Your instructions: Every line below that mentions the word "this" should be copied out.

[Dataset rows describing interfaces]
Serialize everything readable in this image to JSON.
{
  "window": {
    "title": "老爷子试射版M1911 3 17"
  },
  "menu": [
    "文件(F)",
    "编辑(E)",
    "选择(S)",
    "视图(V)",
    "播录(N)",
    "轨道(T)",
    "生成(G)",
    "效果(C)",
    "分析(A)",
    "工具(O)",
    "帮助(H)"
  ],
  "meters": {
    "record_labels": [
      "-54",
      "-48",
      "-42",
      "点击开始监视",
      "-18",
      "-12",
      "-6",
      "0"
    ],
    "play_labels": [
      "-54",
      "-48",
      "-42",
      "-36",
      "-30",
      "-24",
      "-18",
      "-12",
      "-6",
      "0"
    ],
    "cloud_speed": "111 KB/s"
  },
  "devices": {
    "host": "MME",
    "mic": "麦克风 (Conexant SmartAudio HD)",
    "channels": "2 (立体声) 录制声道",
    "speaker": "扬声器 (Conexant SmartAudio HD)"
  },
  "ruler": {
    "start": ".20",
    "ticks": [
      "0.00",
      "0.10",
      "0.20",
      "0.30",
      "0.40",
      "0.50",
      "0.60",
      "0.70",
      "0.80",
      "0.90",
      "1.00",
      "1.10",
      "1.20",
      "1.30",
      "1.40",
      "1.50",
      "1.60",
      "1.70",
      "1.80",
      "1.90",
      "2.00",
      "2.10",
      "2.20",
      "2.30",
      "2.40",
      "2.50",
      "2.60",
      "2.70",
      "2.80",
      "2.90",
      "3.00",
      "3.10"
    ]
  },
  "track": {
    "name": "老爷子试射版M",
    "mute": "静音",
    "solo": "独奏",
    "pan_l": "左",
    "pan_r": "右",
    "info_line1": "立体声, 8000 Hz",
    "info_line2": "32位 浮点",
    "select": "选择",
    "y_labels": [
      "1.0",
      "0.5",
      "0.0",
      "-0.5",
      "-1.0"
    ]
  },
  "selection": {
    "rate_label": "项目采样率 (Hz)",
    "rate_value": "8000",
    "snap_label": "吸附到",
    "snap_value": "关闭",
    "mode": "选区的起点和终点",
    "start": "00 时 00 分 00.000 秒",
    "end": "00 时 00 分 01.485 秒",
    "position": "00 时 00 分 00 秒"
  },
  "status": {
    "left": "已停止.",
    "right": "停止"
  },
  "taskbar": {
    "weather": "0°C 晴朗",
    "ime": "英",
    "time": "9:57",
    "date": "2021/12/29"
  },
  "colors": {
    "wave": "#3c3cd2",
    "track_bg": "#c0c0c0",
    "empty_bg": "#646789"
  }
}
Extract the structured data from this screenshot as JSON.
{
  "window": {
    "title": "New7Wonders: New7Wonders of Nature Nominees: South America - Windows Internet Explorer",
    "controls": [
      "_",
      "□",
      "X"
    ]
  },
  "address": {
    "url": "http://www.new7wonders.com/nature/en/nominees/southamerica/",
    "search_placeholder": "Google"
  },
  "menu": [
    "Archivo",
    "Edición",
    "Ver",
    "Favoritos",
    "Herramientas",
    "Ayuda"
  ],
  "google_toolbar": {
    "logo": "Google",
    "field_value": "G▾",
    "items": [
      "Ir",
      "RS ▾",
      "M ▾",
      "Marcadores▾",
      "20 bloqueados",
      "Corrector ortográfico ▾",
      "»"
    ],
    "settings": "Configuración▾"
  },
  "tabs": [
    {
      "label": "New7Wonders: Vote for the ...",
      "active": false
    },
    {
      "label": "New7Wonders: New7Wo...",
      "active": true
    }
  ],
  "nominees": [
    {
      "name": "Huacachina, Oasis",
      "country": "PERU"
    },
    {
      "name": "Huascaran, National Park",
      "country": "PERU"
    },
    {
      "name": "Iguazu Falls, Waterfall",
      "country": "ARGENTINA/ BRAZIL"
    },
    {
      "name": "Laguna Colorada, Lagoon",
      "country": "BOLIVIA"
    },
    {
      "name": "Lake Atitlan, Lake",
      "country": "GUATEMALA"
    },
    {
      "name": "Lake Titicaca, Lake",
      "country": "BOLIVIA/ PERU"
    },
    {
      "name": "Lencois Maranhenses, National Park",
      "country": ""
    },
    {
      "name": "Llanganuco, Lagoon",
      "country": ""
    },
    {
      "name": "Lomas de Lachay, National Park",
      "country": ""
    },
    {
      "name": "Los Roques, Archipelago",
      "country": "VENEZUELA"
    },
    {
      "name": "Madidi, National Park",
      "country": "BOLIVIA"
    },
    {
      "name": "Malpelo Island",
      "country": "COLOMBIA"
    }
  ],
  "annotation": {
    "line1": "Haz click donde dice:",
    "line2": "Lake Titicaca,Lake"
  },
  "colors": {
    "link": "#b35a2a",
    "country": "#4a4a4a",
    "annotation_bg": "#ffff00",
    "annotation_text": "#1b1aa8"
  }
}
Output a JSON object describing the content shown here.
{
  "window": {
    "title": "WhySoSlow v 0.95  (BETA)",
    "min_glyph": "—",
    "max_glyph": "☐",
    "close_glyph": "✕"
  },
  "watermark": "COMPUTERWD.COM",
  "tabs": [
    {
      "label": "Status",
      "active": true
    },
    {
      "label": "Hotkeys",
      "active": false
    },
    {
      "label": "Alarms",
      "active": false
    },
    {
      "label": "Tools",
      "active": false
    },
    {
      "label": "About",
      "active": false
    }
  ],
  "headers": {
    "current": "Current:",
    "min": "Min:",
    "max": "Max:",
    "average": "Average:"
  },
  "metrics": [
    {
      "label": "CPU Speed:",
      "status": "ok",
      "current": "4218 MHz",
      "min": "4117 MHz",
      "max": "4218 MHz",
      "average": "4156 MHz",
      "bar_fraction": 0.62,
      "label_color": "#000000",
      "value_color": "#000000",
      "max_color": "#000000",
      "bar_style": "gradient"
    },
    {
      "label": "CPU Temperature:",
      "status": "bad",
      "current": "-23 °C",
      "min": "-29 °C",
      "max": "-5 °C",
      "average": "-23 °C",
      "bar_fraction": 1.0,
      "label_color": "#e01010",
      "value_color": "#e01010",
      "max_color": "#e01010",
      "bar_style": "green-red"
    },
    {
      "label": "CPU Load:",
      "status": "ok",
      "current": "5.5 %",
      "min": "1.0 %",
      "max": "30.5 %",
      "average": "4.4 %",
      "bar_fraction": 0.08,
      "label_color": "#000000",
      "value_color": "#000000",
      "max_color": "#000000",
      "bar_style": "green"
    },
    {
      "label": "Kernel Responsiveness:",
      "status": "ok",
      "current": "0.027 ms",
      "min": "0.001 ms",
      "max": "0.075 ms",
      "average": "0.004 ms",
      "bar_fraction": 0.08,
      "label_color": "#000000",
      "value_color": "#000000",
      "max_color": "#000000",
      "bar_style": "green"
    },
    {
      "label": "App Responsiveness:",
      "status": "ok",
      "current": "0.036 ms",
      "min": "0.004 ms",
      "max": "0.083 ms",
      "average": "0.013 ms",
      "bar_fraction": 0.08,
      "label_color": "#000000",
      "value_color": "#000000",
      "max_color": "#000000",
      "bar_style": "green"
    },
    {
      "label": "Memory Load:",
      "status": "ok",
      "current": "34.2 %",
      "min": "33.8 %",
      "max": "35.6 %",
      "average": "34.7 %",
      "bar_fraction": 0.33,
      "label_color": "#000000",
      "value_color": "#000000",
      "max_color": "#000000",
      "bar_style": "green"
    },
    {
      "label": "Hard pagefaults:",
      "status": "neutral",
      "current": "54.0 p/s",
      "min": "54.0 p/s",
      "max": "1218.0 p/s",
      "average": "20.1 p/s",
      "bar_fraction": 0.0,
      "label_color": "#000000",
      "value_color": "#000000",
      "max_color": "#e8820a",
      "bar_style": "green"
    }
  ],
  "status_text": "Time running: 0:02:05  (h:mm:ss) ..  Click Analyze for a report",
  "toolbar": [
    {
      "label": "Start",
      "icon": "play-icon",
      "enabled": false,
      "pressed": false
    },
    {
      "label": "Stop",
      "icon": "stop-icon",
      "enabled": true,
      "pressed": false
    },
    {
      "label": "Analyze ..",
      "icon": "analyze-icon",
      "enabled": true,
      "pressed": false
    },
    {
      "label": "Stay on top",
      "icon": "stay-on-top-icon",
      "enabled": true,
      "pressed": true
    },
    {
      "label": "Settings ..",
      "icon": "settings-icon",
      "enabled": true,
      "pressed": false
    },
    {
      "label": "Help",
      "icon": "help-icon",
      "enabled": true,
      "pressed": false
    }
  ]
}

Result of the task:
Serialize everything readable in this image to JSON.
Extract the structured data from this screenshot as JSON.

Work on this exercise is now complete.